Less than four months after the last round of fee increases for civil claims (see post), the government has today opened a consultation on further significant increases which, if implemented, would (at least) double the cost of issuing money claims above £400,000, ie from £10,000 to at least £20,000.
In March this year, in the face of strong objections from court users, the government introduced new percentage-based fees to issue money claims over £10,000. These new fees are calculated as 5% of the claim value, subject to a cap of £10,000. The fees are referred to by the government as “enhanced fees”, since they are not just aimed at recovering the costs of the services to which they relate, but in fact aim to recover more than the cost of those services, thereby subsidising other aspects of the civil court system.
The consultation issued today outlines a planned increase in the £10,000 cap to “at least £20,000″. The government defends the increase by pointing out that of 1.2 million money claims issued each year, only 5,000 (or 0.4%) will be affected. The consultation adds: “Many of the claims brought for higher values will involve large multi-national organisations or wealthy individuals, and we believe it is right to ask them to contribute more.”

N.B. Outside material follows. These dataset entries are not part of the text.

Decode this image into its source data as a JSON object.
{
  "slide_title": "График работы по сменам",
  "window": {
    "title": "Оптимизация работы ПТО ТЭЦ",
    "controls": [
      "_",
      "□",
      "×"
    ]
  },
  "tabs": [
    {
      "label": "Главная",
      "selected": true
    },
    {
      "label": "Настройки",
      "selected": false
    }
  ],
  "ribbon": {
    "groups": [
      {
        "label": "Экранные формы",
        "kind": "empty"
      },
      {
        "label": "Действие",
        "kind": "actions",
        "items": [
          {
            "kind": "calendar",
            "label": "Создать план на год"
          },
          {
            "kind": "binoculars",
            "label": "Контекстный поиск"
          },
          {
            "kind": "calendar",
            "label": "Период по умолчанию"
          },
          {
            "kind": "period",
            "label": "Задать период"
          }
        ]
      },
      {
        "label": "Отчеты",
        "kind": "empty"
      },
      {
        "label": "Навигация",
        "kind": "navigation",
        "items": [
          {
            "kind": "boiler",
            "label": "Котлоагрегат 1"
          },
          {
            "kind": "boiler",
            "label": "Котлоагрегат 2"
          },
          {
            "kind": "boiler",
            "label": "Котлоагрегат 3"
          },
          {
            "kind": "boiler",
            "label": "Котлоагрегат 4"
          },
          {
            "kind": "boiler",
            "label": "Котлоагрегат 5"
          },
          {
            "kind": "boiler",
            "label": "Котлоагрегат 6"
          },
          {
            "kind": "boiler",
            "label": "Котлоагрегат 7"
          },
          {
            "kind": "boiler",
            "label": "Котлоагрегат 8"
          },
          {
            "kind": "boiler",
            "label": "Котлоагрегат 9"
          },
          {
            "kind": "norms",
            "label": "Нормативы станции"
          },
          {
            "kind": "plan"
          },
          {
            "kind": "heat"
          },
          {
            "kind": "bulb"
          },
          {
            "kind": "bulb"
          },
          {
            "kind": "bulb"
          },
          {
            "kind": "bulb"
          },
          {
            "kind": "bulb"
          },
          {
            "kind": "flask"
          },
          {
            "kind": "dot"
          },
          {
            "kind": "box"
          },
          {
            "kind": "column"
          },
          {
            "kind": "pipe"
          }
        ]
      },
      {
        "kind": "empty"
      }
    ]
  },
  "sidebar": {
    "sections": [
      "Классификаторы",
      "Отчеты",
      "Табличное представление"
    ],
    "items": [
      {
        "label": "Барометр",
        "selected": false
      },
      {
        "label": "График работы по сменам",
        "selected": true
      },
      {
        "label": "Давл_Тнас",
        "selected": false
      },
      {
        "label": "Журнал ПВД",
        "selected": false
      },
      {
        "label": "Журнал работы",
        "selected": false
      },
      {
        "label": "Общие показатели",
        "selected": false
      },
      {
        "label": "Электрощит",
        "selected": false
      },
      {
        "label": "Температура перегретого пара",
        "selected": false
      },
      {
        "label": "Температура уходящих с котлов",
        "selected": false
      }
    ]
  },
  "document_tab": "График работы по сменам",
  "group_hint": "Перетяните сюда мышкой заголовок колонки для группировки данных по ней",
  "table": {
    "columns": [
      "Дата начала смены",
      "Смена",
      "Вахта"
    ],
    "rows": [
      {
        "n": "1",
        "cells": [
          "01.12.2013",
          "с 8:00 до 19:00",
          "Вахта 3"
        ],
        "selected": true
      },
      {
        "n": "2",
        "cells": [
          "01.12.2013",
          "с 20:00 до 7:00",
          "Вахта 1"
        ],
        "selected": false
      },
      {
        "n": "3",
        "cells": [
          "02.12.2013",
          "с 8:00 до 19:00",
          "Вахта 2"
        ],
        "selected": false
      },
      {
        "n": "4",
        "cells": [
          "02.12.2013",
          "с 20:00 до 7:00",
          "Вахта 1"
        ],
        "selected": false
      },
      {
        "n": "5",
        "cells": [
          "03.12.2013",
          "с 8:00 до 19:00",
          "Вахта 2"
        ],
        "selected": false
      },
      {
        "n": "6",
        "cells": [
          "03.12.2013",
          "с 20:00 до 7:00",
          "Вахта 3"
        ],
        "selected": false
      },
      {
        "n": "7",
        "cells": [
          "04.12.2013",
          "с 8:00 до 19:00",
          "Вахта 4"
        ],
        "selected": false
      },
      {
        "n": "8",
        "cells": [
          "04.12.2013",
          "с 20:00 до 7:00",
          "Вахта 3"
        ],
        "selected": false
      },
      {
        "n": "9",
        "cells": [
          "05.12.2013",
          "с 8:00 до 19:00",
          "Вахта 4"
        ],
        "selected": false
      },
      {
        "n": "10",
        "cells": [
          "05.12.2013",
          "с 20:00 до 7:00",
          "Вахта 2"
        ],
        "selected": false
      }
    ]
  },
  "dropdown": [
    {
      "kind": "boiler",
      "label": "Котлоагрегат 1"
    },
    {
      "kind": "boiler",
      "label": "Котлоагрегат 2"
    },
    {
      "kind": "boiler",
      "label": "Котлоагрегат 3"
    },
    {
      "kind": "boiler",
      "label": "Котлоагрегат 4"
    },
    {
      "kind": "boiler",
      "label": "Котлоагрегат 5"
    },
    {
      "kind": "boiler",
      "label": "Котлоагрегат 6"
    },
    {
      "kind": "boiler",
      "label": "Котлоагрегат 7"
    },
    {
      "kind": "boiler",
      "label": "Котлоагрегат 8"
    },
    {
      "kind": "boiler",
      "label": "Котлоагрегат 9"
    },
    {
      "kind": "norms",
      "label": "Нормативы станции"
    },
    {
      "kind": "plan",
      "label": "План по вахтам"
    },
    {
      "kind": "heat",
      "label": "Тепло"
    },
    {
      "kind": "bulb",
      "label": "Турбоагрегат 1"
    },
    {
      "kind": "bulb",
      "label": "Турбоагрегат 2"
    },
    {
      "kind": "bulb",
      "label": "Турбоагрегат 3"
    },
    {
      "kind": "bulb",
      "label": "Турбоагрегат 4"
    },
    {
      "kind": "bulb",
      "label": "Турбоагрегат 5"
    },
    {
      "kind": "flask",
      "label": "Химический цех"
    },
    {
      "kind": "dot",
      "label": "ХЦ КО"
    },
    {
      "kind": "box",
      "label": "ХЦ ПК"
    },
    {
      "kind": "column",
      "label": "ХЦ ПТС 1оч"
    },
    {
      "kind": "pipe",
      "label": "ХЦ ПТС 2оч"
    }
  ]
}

The previous increases had been widely criticised, on the basis of their potential impact on access to justice as well as potential damage to London’s international standing as a centre for dispute resolution. At the time, we expressed concerns that the increases could be the thin end of the wedge. Today’s consultation proves those concerns well-founded.
The timing of the consultation also gives rise to questions, given that it will take place over the summer holiday period, closing on 15 September. Further, it comes just one day after the House of Commons Justice Committee announced an inquiry into the effects of court and tribunal fees, including the regime of enhanced fees for civil proceedings. The inquiry asks for views on various issues including how the increased court fees have affected access to justice, and how they have affected the competitiveness of the legal services market in England and Wales in an international context. The deadline for written submissions to the inquiry is 30 September.